» TASK BRIEF
How many lines in the entries below include the word "screenshot"? Respond with the number only.

━━ EXERCISE DATA ━━

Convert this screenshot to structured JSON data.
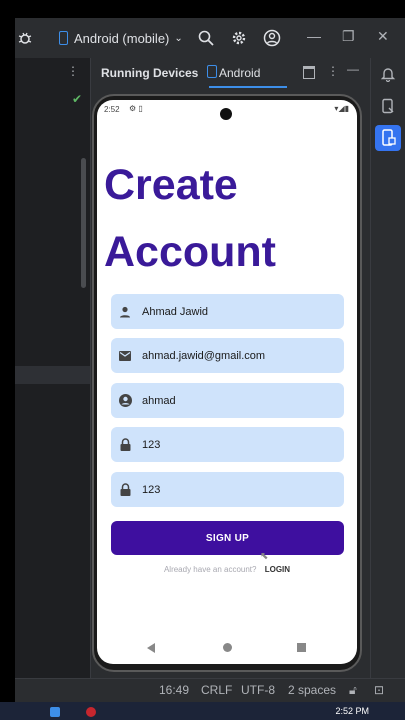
{
  "ide": {
    "device_selector": "Android (mobile)",
    "panel_title": "Running Devices",
    "panel_tab": "Android",
    "status": {
      "position": "16:49",
      "line_ending": "CRLF",
      "encoding": "UTF-8",
      "indent": "2 spaces"
    }
  },
  "taskbar": {
    "clock": "2:52 PM"
  },
  "phone": {
    "status_time": "2:52",
    "heading_line1": "Create",
    "heading_line2": "Account",
    "fields": [
      {
        "icon": "person-icon",
        "value": "Ahmad Jawid"
      },
      {
        "icon": "email-icon",
        "value": "ahmad.jawid@gmail.com"
      },
      {
        "icon": "account-circle-icon",
        "value": "ahmad"
      },
      {
        "icon": "lock-icon",
        "value": "123"
      },
      {
        "icon": "lock-icon",
        "value": "123"
      }
    ],
    "signup_label": "SIGN UP",
    "login_prompt": "Already have an account?",
    "login_link": "LOGIN"
  },
  "colors": {
    "heading": "#3a1a99",
    "button": "#3e0f9f",
    "field_bg": "#cfe3fb",
    "ide_bg": "#2b2d30",
    "accent": "#3d8ee8"
  }
}
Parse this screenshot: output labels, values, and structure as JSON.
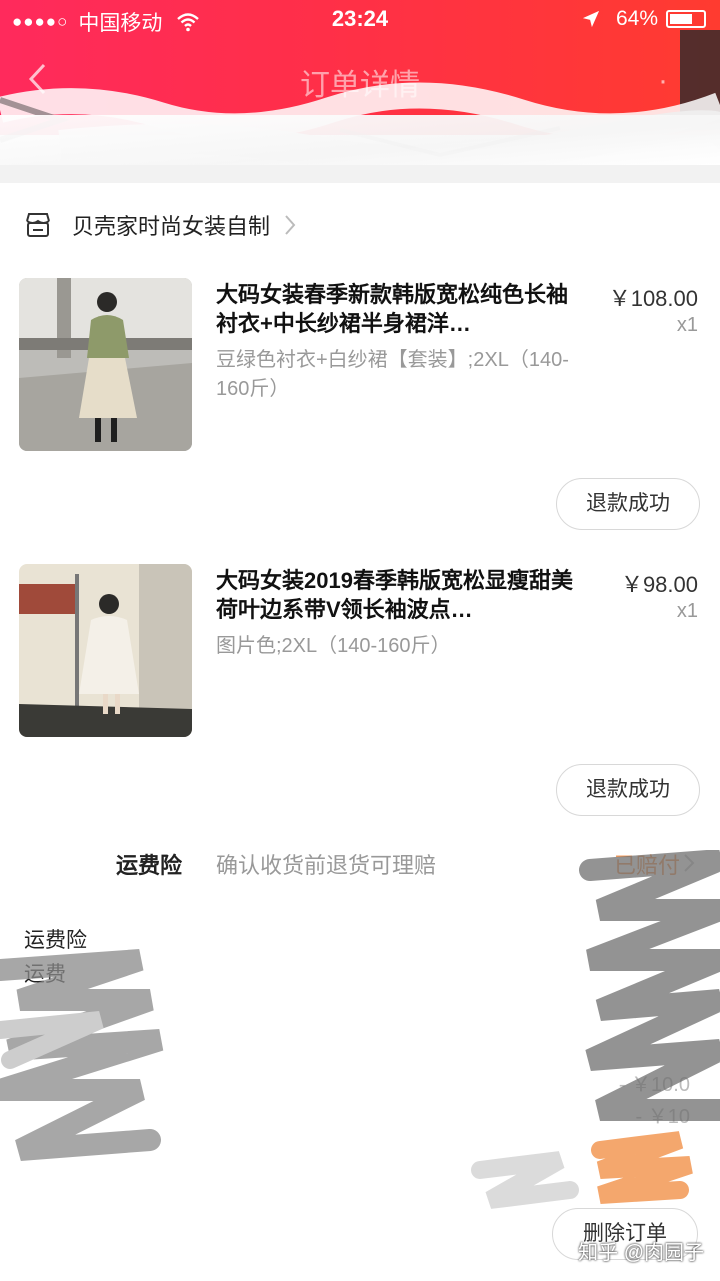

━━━

» EXERCISE ANSWER
2